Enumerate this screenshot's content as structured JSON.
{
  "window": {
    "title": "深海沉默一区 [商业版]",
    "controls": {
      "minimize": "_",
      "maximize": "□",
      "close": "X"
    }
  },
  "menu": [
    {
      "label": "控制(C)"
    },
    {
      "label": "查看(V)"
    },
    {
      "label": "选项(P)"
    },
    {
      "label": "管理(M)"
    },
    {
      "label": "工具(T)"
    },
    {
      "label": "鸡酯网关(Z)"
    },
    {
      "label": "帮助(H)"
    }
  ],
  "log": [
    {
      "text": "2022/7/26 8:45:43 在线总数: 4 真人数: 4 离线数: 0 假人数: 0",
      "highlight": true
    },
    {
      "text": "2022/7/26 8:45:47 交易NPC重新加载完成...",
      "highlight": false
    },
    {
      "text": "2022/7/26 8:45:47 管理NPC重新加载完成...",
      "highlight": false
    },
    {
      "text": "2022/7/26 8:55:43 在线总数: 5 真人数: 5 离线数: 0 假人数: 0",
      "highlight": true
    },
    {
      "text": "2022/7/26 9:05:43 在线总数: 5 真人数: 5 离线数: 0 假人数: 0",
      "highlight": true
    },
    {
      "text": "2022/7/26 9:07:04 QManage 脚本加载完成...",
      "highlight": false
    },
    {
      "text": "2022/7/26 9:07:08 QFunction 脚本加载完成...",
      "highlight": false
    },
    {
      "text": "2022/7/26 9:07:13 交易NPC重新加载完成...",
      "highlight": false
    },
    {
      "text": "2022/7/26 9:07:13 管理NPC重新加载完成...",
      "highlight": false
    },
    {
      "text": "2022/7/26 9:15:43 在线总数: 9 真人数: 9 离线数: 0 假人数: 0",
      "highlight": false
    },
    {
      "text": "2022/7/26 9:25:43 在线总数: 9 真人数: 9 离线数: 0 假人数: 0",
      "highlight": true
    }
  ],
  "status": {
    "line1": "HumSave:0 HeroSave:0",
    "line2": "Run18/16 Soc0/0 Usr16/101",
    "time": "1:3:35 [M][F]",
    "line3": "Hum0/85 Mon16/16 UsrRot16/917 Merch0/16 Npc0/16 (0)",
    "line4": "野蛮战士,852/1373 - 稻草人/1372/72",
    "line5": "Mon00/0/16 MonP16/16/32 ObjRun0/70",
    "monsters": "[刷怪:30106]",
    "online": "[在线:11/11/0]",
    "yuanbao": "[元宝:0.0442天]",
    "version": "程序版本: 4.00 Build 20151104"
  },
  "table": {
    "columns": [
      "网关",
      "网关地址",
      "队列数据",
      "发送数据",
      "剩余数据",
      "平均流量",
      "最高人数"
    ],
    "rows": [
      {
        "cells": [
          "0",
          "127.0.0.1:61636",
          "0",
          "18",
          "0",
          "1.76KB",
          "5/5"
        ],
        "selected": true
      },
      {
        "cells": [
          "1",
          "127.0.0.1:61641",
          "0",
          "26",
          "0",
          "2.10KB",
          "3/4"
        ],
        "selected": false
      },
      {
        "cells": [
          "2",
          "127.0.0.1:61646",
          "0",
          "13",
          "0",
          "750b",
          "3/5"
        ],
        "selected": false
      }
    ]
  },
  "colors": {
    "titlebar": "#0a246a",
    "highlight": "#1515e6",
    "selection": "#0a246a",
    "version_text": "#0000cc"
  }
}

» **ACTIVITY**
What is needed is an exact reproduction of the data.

» **OUTPUT OF THE TASK**
Enumerate this screenshot's content as structured JSON.
{
  "window": {
    "title": "深海沉默一区 [商业版]",
    "controls": {
      "minimize": "_",
      "maximize": "□",
      "close": "X"
    }
  },
  "menu": [
    {
      "label": "控制(C)"
    },
    {
      "label": "查看(V)"
    },
    {
      "label": "选项(P)"
    },
    {
      "label": "管理(M)"
    },
    {
      "label": "工具(T)"
    },
    {
      "label": "鸡酯网关(Z)"
    },
    {
      "label": "帮助(H)"
    }
  ],
  "log": [
    {
      "text": "2022/7/26 8:45:43 在线总数: 4 真人数: 4 离线数: 0 假人数: 0",
      "highlight": true
    },
    {
      "text": "2022/7/26 8:45:47 交易NPC重新加载完成...",
      "highlight": false
    },
    {
      "text": "2022/7/26 8:45:47 管理NPC重新加载完成...",
      "highlight": false
    },
    {
      "text": "2022/7/26 8:55:43 在线总数: 5 真人数: 5 离线数: 0 假人数: 0",
      "highlight": true
    },
    {
      "text": "2022/7/26 9:05:43 在线总数: 5 真人数: 5 离线数: 0 假人数: 0",
      "highlight": true
    },
    {
      "text": "2022/7/26 9:07:04 QManage 脚本加载完成...",
      "highlight": false
    },
    {
      "text": "2022/7/26 9:07:08 QFunction 脚本加载完成...",
      "highlight": false
    },
    {
      "text": "2022/7/26 9:07:13 交易NPC重新加载完成...",
      "highlight": false
    },
    {
      "text": "2022/7/26 9:07:13 管理NPC重新加载完成...",
      "highlight": false
    },
    {
      "text": "2022/7/26 9:15:43 在线总数: 9 真人数: 9 离线数: 0 假人数: 0",
      "highlight": false
    },
    {
      "text": "2022/7/26 9:25:43 在线总数: 9 真人数: 9 离线数: 0 假人数: 0",
      "highlight": true
    }
  ],
  "status": {
    "line1": "HumSave:0 HeroSave:0",
    "line2": "Run18/16 Soc0/0 Usr16/101",
    "time": "1:3:35 [M][F]",
    "line3": "Hum0/85 Mon16/16 UsrRot16/917 Merch0/16 Npc0/16 (0)",
    "line4": "野蛮战士,852/1373 - 稻草人/1372/72",
    "line5": "Mon00/0/16 MonP16/16/32 ObjRun0/70",
    "monsters": "[刷怪:30106]",
    "online": "[在线:11/11/0]",
    "yuanbao": "[元宝:0.0442天]",
    "version": "程序版本: 4.00 Build 20151104"
  },
  "table": {
    "columns": [
      "网关",
      "网关地址",
      "队列数据",
      "发送数据",
      "剩余数据",
      "平均流量",
      "最高人数"
    ],
    "rows": [
      {
        "cells": [
          "0",
          "127.0.0.1:61636",
          "0",
          "18",
          "0",
          "1.76KB",
          "5/5"
        ],
        "selected": true
      },
      {
        "cells": [
          "1",
          "127.0.0.1:61641",
          "0",
          "26",
          "0",
          "2.10KB",
          "3/4"
        ],
        "selected": false
      },
      {
        "cells": [
          "2",
          "127.0.0.1:61646",
          "0",
          "13",
          "0",
          "750b",
          "3/5"
        ],
        "selected": false
      }
    ]
  },
  "colors": {
    "titlebar": "#0a246a",
    "highlight": "#1515e6",
    "selection": "#0a246a",
    "version_text": "#0000cc"
  }
}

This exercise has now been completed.